== PROBLEM ==
Restate the data below word for word, omitting pictures.

== THE DATA ==
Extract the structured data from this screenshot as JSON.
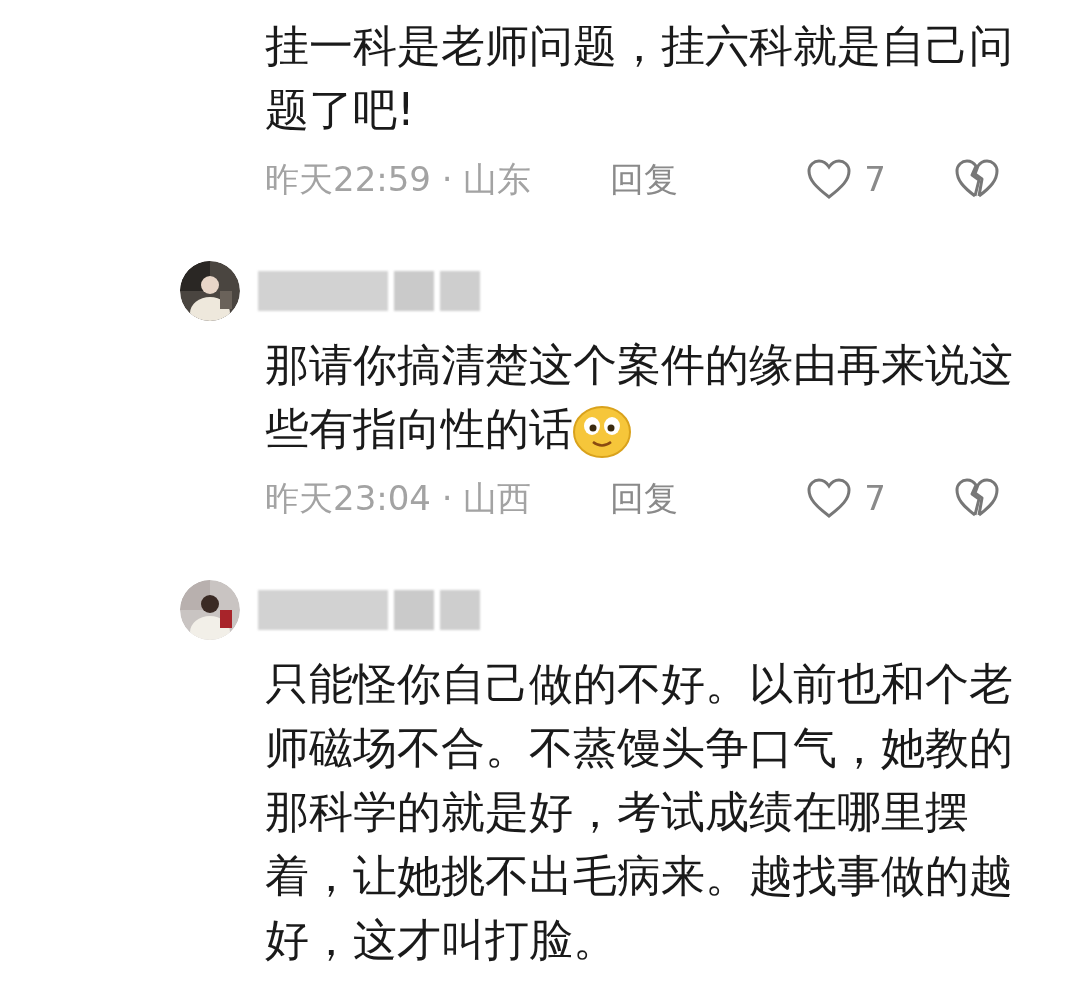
{
  "comments": [
    {
      "kind": "continued",
      "text": "挂一科是老师问题，挂六科就是自己问题了吧!",
      "meta": "昨天22:59 · 山东",
      "reply": "回复",
      "likes": "7"
    },
    {
      "kind": "full",
      "text": "那请你搞清楚这个案件的缘由再来说这些有指向性的话",
      "emoji": true,
      "meta": "昨天23:04 · 山西",
      "reply": "回复",
      "likes": "7"
    },
    {
      "kind": "full",
      "text": "只能怪你自己做的不好。以前也和个老师磁场不合。不蒸馒头争口气，她教的那科学的就是好，考试成绩在哪里摆着，让她挑不出毛病来。越找事做的越好，这才叫打脸。"
    }
  ]
}
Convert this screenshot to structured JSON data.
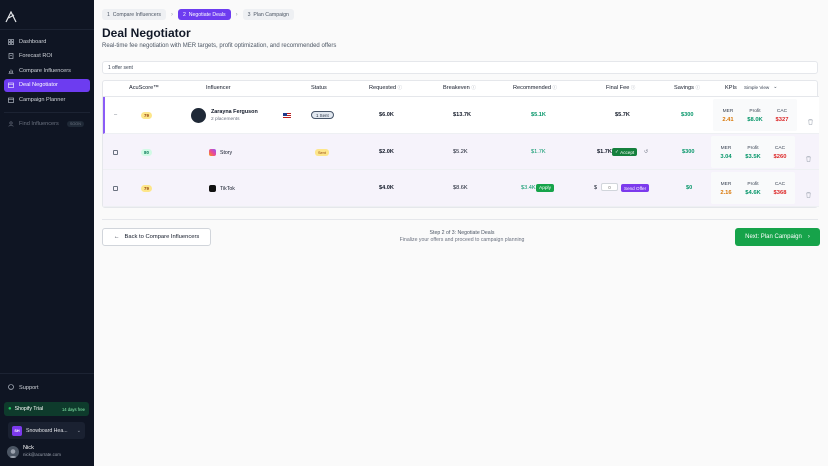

== RESPONSE TO THE EXERCISE ==
Extract the structured data from this screenshot as JSON.
{
  "comments": [
    {
      "kind": "continued",
      "text": "挂一科是老师问题，挂六科就是自己问题了吧!",
      "meta": "昨天22:59 · 山东",
      "reply": "回复",
      "likes": "7"
    },
    {
      "kind": "full",
      "text": "那请你搞清楚这个案件的缘由再来说这些有指向性的话",
      "emoji": true,
      "meta": "昨天23:04 · 山西",
      "reply": "回复",
      "likes": "7"
    },
    {
      "kind": "full",
      "text": "只能怪你自己做的不好。以前也和个老师磁场不合。不蒸馒头争口气，她教的那科学的就是好，考试成绩在哪里摆着，让她挑不出毛病来。越找事做的越好，这才叫打脸。"
    }
  ]
}
Convert this screenshot to structured JSON data.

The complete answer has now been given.